Geospatial applications in the health sciences are on the rise. A Madison firm that combines asthma treatment, GPS, Web maps, and spatial analysis recently made headlines in The Economist. This firm, Asthmapolis, was founded by Dr. David Van Sickle, formerly with the Centers for Disease Control and Prevention.
One of Asthmapolis’ current projects is research into patterns of air pollution exposure and asthma symptoms. The company’s GPS-enabled inhaler (called “Spiroscout”) allows users to accurately record the time and location when the inhaler is used. The device then stores that information or sends it to a remote server via a wireless link. This device is scheduled to be on the market this fall.
A “mobile diary” application that runs on a smart phone can be used to track and map inhaler use.
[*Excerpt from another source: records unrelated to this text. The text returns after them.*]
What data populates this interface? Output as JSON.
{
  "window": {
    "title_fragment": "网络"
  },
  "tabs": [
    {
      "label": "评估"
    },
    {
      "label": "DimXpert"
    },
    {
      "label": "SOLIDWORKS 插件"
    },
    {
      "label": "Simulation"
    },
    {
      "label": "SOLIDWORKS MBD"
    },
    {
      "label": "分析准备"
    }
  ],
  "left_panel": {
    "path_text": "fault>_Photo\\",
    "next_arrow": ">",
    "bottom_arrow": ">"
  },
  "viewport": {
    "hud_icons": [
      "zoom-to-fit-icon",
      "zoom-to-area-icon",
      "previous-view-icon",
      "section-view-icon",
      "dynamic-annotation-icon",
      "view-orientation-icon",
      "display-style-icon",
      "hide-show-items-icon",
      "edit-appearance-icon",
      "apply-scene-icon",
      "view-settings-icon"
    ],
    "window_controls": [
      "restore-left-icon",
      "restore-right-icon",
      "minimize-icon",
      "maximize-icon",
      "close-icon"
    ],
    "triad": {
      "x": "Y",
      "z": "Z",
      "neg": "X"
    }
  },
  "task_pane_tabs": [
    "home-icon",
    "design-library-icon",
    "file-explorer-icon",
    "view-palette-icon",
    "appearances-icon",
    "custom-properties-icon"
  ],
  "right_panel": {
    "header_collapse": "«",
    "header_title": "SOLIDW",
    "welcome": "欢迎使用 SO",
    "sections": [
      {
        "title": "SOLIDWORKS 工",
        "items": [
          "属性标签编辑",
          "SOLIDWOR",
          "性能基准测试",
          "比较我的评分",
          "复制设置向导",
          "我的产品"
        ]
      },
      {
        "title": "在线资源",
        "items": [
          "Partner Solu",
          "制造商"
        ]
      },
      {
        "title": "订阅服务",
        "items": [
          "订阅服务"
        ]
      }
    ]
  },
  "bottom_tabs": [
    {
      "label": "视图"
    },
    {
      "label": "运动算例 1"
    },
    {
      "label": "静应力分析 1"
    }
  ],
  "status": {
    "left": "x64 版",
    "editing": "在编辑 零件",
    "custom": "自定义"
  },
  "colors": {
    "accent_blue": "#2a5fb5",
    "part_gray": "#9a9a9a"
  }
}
Maps, charts and tables summarize patterns of use over space and time, helping users identify locations that cause asthma symptoms. By aggregating reports over time, Asthmapolis hopes to provide information to scientists, epidemiologists and public health researchers to improve understanding of disease triggers and progression.
A recent article in gigaom offers additional insights into the rise of mobile health applications, or “mHealth”. It should be no surprise that Madison is a center for this new technology, given the strong presence of health sciences research at UW-Madison and allied private companies.
Those interested in more information about geospatial applications in the health sciences at UW-Madison might consider attending the upcoming Geospatial Summit on April 28, 2011. There will be presentations from the School of Nursing, Applied Population Lab, and the Center for Sustainability and the Global Environment (SAGE) on health science applications. Nationally, URISA (the Urban and Regional Information Association) has announced its third annual GIS in Public Health Conference on June 27-30, 2011, in Atlanta, Georgia.